A map is provided for the gardens and a dappled pathway marks the route from the entry to the Diggers Club, the perimeter of Hersonswood House and entry points to sections of the gardens. We didn’t pay too much attention to the map and roamed freely, enjoying the various signs and information points along the way.
Heronswood Kitchen Gardens
Before we headed home, I wanted to take a look at the three vegetable gardens in the grounds.
The Mini Plot shows how to grow a year’s supply of vegetables for two in just 20 square meters. The garden is configured using Digger’s best yielding varieties in a matrix planting system, instead of rows.
The Vegetable Parterre is inspired by French potager gardens (vegetable gardens) using heirloom vegetables in decorative patterns. Never have vegetables looked so beautiful and this style of planting has definitely inspired me.
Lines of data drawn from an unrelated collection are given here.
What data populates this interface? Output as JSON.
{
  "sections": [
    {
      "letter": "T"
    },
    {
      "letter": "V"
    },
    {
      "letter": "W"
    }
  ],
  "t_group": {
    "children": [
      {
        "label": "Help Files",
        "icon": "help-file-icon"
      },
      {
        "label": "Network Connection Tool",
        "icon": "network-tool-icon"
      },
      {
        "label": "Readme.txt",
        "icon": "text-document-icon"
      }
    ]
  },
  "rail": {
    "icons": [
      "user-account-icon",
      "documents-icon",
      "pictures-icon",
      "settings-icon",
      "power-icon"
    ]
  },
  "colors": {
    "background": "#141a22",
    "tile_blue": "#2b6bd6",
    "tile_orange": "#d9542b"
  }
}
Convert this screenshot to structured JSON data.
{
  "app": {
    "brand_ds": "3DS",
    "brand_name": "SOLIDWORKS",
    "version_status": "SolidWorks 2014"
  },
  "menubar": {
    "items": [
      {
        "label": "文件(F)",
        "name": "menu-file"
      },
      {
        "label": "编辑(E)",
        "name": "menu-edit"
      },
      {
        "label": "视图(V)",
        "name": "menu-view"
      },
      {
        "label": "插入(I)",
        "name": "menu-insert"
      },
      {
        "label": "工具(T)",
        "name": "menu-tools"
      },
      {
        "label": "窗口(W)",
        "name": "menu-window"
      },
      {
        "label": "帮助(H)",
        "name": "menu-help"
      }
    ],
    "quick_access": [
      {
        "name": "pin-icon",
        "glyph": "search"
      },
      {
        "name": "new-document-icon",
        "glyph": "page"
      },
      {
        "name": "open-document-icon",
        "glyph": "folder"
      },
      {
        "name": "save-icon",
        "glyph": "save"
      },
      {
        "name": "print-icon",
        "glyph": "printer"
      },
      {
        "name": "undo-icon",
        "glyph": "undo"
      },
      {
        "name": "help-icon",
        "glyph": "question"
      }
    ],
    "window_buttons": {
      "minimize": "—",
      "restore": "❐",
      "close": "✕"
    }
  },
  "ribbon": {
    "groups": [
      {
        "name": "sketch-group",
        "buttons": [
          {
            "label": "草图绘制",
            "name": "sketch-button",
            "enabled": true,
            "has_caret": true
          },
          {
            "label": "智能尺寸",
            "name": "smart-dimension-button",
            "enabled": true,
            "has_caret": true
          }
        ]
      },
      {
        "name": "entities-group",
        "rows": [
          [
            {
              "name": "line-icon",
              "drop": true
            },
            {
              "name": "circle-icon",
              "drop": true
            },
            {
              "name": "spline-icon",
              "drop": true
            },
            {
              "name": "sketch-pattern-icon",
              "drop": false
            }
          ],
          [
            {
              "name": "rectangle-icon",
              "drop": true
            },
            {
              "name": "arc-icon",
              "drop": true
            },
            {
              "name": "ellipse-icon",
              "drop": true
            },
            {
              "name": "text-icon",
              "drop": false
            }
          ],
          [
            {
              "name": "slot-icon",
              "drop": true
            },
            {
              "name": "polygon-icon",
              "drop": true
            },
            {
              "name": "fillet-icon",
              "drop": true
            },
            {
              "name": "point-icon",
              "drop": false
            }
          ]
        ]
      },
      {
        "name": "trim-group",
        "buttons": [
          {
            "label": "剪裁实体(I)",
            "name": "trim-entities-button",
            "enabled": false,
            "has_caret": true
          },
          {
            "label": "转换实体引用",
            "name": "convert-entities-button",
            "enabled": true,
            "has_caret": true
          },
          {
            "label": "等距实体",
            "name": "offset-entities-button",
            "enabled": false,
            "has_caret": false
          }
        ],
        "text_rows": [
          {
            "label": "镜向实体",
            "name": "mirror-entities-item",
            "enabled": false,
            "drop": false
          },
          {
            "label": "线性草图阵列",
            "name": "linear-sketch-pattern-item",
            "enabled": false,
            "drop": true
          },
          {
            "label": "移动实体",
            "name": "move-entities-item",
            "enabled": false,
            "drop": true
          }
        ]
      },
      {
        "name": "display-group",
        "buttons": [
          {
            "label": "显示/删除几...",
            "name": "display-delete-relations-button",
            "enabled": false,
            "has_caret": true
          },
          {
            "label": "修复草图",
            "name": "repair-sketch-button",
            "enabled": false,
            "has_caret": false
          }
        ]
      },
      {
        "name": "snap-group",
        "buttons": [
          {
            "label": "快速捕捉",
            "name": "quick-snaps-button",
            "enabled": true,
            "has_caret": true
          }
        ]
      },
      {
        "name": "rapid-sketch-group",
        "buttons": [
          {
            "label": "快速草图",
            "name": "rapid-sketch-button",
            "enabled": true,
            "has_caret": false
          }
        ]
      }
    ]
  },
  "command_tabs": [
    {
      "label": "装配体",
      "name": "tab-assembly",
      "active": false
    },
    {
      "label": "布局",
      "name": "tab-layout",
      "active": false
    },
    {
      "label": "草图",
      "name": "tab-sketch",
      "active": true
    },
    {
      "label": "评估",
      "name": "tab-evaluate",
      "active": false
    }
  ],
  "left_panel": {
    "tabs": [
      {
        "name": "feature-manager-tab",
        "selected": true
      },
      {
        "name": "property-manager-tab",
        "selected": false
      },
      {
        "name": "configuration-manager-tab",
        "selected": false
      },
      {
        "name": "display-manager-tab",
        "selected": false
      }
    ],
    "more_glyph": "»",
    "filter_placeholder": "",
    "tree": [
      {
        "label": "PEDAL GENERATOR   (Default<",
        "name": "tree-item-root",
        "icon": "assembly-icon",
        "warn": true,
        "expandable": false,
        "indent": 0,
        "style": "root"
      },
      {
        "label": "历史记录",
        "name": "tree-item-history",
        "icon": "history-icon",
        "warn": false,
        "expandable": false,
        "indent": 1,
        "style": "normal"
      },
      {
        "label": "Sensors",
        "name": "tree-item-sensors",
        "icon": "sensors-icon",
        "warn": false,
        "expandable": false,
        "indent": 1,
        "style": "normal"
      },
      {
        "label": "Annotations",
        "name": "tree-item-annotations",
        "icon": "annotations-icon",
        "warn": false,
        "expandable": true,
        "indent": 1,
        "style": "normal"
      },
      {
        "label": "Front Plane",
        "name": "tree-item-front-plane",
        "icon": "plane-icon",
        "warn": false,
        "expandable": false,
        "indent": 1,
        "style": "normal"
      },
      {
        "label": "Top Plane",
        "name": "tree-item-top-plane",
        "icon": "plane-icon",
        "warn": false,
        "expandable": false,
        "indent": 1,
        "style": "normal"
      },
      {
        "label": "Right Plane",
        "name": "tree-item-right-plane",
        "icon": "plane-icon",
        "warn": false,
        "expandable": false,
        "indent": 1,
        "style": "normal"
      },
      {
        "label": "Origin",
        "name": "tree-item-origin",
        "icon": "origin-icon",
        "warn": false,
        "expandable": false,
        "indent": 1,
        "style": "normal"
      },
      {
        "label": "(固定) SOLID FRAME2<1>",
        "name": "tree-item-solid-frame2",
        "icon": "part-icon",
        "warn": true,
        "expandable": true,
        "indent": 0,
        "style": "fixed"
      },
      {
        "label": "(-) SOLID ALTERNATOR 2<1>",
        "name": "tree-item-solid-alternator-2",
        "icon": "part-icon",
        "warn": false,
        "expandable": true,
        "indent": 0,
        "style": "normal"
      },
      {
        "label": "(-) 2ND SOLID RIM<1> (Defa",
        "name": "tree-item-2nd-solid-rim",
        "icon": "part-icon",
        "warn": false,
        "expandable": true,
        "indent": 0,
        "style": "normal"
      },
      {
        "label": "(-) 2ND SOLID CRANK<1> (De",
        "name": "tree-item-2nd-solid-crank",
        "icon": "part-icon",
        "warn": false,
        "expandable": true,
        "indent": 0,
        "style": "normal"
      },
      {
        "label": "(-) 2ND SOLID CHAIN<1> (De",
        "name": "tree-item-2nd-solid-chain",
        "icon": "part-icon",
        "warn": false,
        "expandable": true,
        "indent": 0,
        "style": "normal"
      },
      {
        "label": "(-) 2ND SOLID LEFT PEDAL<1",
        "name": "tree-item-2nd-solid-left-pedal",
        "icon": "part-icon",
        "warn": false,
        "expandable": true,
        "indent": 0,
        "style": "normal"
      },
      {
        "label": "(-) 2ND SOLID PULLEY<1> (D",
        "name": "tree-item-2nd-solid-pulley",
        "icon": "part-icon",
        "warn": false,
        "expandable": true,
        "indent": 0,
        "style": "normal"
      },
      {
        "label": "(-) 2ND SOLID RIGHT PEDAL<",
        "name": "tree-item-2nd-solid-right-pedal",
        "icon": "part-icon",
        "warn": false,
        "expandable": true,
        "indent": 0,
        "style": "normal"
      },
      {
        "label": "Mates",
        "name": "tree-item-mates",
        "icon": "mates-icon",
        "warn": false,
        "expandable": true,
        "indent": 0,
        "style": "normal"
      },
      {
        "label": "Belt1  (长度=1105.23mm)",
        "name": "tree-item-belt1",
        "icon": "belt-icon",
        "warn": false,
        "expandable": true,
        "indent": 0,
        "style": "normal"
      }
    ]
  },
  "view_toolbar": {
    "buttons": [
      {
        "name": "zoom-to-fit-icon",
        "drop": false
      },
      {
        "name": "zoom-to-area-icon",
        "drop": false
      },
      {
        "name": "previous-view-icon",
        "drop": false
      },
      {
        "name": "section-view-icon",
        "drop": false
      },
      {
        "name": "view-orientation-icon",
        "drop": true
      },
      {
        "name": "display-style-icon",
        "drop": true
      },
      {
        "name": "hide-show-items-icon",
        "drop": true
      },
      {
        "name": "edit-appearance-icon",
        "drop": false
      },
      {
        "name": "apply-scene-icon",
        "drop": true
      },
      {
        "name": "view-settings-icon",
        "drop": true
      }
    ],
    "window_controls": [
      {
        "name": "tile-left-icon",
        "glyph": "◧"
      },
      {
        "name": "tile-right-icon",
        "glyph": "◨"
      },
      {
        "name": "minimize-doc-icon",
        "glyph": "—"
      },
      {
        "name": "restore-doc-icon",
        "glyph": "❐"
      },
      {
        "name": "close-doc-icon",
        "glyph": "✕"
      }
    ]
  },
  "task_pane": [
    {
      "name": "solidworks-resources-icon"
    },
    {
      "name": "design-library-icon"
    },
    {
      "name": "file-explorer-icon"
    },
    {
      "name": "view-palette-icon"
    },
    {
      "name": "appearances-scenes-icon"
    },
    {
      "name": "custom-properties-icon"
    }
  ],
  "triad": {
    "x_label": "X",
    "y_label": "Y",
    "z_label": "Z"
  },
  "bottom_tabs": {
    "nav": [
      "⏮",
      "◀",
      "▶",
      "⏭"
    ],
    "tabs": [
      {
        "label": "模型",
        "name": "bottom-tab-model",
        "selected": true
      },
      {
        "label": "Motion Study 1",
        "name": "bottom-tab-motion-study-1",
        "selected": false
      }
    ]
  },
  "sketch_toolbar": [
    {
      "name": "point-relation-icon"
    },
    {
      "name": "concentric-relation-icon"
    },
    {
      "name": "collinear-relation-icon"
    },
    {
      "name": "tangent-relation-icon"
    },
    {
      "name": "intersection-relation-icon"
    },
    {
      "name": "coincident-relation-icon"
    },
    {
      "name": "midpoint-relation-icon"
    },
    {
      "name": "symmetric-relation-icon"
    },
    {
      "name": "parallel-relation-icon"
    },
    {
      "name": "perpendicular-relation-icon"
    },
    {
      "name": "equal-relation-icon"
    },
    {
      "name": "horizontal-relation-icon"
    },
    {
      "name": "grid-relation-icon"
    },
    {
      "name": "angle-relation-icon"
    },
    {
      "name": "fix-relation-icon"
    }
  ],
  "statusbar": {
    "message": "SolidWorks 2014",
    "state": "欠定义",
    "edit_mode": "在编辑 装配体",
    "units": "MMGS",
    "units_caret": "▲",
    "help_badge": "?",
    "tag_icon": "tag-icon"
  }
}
Finally, we visited the Kitchen Garden, set up high behind the Diggers Club retail store. The garden is quite vast and literally gives a birds-eye view of the bay to one direction. And, to the other direction, you’ll see the Arthurs Seat Eagle gondolas gliding up and down the hillside.
One of the things we’ve learned about living on the Mornington Peninsula is to never underestimate how often we’ll be surprised and delighted. After visiting Heronswood House and Gardens, we easily imagine returning throughout the seasons. After just a couple of hours in the gardens we felt refreshed and relaxed, something that’s often difficult to achieve in the fast paced world we live in.
It’s probably easy to see there’s no fancy editing of any of the images in this post. No filters, no image manipulation. These photos are straight out of my average-ish camera phone. Yet, the beauty of the property truly shines through.
Do you like to visit public gardens and estates?
If you have one to recommend in Victoria, please let me know – we’d love to pop it on our list.